One thing not on the agenda for Hahn is making a move just for the sake of doing something at the Winter Meetings, let alone making a big move to give an extra push to the White Sox fan base. Hahn strongly believes that if a winning team is put together, fans will respond.
"I would much rather make what are perceived as less flashy moves, but have a better overall team throughout the summer," said Hahn on a recent conference call to discuss the Winter Meetings.
Whitesox.com will be on hand for extensive coverage of Hahn's first Winter Meetings in charge, and reporting all the ensuing news involved. There will be daily stories, breaking-news updates and a story from Robin Ventura's manager session with the media, scheduled for 5-5:30 p.m. CT on Tuesday.
Most of all, we want to hear from you, the fans. We want to know what you think the White Sox should do and hear about any questions or issues you would like addressed concerning the team.
Both Hahn and former GM Ken Williams will be in attendance among the White Sox group. And while both were promoted during the offseason, the plan in place that seemingly has worked the past 12 years won't change. Hahn will do more of the talking with other GMs and agents, just as he has during the offseason. But when the time comes to make a move, it will be an all-inclusive White Sox front-office discussion to figure out the plusses and minuses.
There might be a few more sleepless nights in Nashville because of Hahn's new role. Then again, the Winter Meetings never have been the time for executives to catch up on sleep.
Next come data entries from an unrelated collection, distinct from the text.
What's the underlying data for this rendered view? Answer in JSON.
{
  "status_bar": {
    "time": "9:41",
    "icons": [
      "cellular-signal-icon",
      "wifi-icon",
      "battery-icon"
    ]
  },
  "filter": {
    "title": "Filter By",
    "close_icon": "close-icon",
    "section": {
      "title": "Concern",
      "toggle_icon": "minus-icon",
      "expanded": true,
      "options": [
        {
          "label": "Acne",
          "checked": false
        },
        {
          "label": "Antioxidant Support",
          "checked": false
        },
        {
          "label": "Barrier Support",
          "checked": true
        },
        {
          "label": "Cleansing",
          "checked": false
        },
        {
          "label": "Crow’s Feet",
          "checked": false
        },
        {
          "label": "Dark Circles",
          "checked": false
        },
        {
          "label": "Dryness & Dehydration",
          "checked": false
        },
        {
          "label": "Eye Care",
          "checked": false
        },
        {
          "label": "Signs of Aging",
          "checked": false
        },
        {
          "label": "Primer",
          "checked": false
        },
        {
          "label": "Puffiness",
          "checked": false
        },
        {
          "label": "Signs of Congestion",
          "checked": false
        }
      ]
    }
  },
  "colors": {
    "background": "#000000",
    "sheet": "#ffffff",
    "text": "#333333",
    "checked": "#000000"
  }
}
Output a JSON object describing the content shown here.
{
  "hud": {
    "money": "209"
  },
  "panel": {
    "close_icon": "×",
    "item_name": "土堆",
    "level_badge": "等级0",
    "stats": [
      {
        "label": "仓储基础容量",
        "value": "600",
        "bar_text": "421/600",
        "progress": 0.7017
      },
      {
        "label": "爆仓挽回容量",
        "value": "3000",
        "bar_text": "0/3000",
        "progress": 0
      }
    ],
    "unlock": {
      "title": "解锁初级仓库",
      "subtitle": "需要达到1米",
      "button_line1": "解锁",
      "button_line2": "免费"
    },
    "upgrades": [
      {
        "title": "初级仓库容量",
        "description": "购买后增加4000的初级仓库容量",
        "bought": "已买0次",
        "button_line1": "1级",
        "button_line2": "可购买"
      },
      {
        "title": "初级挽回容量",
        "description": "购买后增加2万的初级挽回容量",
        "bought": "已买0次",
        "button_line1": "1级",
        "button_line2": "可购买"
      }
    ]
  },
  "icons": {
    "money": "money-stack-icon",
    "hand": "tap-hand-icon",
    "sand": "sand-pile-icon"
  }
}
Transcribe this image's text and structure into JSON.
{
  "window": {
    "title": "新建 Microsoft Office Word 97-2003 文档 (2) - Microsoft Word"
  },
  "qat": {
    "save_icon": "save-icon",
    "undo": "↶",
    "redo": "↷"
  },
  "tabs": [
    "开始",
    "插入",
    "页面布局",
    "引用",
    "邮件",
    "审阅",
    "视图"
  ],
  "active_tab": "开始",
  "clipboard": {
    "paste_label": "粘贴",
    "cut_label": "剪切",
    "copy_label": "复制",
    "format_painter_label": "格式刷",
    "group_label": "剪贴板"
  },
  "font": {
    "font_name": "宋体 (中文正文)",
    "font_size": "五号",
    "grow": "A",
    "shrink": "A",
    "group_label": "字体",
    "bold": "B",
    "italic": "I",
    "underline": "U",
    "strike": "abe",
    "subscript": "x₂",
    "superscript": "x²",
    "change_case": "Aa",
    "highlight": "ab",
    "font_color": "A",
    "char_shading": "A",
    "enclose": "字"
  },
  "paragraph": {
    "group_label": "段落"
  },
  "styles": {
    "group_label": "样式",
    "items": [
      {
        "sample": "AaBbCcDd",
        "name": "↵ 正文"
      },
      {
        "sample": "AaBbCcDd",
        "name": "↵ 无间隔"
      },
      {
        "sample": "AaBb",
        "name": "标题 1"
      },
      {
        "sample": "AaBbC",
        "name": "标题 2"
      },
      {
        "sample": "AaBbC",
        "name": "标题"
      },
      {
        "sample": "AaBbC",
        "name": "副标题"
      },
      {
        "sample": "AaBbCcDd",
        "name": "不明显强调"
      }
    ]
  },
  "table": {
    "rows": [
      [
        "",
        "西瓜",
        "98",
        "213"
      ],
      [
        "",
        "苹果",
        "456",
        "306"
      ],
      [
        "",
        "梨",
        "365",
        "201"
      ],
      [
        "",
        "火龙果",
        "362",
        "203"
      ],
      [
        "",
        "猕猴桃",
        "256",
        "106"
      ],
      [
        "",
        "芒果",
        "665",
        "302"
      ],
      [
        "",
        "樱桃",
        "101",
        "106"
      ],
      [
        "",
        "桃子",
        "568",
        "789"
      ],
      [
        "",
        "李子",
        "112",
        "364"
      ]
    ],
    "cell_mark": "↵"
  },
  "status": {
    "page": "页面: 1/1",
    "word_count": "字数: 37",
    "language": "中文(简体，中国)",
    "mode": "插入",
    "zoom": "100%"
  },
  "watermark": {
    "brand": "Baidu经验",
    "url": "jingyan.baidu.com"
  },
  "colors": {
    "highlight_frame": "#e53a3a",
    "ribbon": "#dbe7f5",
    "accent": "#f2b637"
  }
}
"What has been surprising to me is that for the last 12 years, I've lived and breathed this job," Hahn said. "It has been a high priority for me, but frankly, sitting in the GM's chair, it is literally the last thing I think about when I go to bed and the first thing I think about in the morning."